On Behalf of | Jun 20, 2019 | Motor Vehicle Accidents |

Whether it is for something small or a significant part in a vehicle, you have likely gotten a recall notice about a vehicle at some point in your life. The little postcards and seemingly anonymous letters are easy to dismiss.

When you are the one injured by a recalled vehicle, however, those notifications feel more significant. Unfortunately, owners often ignore recall notices and continue driving vehicles that are in desperate need of repair.

Here’s what you need to know about your personal injury claim if your car accident involved a recalled vehicle.

Getting a recalled vehicle repaired

Part of owning a car is making sure it is in good repair and safe to drive around other vehicles. It can be expensive to maintain a car, but it is the most important job of a car owner. In the case of a recall, the repair is, typically, only inconvenient since auto manufacturers cover the cost of the repair.

With how often cars go from one owner to the next, it can be challenging for manufacturers and the National Highway Traffic Safety Administration (NHTSA) to get notice to the right owner. With that in mind, NHTSA has a tool to help owners check for outstanding recalls for their vehicles.

Sadly, many vehicle owners either never receive the notice or ignore it with the hope that it will not cause a problem down the road. Manufacturers, also, do not go to great lengths to make sure repairs are completed with less than 70 percent getting the necessary repairs.

Determining fault

In many cases, getting enough evidence to find that the defect in the car caused the accident and was not an error on the part of the driver can be difficult. There are a lot of factors in deciding who is at fault for an accident, including speed, driving conditions and visibility on the road.
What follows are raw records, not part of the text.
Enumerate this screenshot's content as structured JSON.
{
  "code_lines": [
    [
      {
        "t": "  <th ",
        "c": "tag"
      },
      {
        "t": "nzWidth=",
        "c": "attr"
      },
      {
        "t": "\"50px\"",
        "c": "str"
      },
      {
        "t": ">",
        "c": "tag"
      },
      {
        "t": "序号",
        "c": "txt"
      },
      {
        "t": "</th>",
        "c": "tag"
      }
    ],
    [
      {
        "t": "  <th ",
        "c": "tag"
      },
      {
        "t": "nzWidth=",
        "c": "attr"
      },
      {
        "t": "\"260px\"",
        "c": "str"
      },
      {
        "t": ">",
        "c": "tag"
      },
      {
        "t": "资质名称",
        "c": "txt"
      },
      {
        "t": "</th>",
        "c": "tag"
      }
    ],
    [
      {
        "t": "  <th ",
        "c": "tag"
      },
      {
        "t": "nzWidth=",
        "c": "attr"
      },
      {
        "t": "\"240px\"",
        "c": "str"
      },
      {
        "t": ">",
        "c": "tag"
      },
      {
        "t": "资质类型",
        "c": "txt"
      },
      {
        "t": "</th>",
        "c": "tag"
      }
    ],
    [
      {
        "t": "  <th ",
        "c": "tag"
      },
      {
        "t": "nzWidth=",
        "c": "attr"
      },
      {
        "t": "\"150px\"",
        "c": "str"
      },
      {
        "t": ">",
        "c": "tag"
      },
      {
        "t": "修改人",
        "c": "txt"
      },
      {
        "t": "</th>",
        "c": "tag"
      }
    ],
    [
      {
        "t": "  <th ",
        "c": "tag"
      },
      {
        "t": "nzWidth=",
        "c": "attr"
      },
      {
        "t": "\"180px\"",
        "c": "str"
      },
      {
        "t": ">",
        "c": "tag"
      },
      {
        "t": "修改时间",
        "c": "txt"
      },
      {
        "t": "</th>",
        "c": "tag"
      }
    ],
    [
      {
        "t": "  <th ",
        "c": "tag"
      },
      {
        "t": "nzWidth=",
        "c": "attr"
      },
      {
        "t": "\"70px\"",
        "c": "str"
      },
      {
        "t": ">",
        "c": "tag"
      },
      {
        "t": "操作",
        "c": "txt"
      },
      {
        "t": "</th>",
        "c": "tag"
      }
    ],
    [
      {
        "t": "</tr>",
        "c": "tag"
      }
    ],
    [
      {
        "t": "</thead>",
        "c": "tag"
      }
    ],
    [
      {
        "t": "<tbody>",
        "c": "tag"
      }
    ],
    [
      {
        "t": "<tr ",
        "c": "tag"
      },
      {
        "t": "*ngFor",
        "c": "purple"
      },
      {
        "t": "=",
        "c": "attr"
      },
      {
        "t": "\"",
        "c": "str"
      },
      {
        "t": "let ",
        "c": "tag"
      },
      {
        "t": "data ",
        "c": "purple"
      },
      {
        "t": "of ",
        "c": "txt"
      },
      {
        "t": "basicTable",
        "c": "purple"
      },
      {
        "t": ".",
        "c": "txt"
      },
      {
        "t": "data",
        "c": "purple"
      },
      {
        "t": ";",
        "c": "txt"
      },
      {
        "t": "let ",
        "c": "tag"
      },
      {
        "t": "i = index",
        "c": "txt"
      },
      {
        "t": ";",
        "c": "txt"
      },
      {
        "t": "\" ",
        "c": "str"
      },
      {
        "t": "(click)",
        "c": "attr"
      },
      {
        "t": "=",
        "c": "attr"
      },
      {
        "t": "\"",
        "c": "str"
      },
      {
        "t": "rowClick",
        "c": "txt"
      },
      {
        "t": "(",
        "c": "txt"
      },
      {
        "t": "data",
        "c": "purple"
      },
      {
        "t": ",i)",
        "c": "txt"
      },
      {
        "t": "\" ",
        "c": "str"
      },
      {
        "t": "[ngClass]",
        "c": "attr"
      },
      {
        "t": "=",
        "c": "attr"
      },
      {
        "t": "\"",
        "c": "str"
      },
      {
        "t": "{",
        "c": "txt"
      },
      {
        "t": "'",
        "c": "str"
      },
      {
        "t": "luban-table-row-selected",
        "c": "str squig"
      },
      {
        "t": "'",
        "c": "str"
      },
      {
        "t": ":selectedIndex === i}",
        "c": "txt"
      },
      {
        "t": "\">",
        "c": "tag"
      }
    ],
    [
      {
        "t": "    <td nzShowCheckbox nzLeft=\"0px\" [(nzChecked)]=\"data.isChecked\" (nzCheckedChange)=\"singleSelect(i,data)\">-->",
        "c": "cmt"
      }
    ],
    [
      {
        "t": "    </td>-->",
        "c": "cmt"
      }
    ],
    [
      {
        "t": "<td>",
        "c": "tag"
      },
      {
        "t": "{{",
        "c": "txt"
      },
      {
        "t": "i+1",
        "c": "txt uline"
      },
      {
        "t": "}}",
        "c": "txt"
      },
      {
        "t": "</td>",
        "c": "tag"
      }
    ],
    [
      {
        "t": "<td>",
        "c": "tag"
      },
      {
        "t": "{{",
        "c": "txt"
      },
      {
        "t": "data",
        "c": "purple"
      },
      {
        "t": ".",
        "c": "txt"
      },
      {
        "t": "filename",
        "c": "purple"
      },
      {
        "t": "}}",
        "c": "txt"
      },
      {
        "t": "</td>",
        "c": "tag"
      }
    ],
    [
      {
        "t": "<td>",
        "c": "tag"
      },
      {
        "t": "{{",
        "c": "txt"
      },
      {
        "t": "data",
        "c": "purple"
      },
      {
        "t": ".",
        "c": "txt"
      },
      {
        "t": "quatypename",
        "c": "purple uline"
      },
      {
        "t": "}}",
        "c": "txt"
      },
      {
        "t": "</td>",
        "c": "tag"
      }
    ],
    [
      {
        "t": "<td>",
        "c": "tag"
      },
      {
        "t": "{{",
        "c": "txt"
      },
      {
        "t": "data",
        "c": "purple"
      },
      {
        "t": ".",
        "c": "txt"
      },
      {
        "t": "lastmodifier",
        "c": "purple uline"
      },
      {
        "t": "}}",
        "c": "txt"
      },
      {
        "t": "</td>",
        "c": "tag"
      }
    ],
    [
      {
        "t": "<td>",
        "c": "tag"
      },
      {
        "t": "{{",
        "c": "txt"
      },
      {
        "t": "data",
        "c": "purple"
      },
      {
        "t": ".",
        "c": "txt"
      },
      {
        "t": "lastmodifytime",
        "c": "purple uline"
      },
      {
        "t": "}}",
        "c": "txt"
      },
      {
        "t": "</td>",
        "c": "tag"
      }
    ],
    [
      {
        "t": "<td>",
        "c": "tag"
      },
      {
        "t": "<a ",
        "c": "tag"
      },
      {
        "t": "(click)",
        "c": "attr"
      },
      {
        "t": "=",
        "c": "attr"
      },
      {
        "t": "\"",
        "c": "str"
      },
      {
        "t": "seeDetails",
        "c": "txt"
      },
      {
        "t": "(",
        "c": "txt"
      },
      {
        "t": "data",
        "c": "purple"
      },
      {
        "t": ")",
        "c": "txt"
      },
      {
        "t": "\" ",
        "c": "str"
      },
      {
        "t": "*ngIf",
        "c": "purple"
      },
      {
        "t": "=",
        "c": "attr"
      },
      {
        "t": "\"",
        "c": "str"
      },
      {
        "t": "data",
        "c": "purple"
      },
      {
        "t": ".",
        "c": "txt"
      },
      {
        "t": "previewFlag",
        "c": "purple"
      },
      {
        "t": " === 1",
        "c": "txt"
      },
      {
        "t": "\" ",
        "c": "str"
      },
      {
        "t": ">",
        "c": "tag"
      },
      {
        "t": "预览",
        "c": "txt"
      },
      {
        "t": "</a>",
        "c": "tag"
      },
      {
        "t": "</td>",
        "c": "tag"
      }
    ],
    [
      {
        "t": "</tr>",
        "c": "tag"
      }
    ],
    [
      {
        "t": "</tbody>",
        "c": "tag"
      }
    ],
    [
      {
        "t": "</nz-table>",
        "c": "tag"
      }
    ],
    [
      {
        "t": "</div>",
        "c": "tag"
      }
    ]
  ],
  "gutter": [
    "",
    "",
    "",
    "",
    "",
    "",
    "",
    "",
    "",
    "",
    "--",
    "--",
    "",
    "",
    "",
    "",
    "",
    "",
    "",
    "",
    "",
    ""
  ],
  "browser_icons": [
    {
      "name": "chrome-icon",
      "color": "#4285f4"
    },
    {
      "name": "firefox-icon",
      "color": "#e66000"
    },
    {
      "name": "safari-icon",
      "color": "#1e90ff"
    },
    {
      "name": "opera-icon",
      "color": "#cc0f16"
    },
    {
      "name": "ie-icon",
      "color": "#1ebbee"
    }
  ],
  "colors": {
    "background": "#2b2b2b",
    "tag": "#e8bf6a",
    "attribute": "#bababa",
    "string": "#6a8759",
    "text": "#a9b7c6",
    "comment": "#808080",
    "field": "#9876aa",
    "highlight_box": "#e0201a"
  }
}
Ultimately, when there is enough evidence to show that a vehicle defect caused the accident, you will be able to pursue a claim against the manufacturer. Although the owner has an obligation to maintain their car, it can be challenging to show that the owner received timely notifications.